§ **What the task requires**
In the records below, some lines contain the word "Sample". Copy each of them.

§ **Material to process**

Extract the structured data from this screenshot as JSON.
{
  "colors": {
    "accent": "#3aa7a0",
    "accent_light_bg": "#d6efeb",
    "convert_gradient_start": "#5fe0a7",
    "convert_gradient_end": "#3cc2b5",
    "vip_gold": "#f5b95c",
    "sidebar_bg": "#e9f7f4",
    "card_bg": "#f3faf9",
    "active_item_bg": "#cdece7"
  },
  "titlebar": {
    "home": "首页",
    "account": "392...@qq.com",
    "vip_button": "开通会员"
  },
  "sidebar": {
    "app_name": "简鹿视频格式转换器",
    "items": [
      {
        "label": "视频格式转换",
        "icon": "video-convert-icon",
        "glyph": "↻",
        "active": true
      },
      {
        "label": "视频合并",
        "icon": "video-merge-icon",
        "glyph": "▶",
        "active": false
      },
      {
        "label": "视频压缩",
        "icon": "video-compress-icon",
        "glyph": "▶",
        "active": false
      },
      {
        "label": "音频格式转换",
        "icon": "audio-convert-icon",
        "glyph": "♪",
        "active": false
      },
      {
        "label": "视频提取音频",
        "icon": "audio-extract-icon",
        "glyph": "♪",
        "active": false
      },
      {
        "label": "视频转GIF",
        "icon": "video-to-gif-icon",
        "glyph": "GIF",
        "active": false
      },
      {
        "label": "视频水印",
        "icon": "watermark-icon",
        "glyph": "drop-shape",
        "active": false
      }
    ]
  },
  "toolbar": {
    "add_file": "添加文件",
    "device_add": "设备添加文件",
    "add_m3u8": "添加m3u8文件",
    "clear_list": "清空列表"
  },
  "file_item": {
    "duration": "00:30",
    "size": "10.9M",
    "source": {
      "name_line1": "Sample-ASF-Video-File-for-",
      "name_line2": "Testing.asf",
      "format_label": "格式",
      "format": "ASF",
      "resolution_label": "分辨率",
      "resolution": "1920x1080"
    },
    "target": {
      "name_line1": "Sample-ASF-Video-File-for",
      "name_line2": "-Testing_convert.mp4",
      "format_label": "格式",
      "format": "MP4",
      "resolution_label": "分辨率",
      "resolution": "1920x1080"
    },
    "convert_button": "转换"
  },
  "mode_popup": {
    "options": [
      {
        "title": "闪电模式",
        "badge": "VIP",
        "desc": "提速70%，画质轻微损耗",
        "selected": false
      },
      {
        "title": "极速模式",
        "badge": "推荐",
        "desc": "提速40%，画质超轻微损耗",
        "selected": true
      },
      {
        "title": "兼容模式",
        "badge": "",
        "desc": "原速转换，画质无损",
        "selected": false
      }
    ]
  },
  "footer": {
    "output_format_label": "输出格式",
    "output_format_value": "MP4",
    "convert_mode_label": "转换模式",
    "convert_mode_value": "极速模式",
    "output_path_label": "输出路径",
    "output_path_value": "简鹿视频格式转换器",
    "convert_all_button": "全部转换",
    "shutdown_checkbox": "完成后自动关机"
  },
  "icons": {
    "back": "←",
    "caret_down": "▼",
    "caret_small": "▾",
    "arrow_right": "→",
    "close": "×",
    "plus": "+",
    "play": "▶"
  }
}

§ **Solution below**
      "name_line1": "Sample-ASF-Video-File-for-",
      "name_line1": "Sample-ASF-Video-File-for",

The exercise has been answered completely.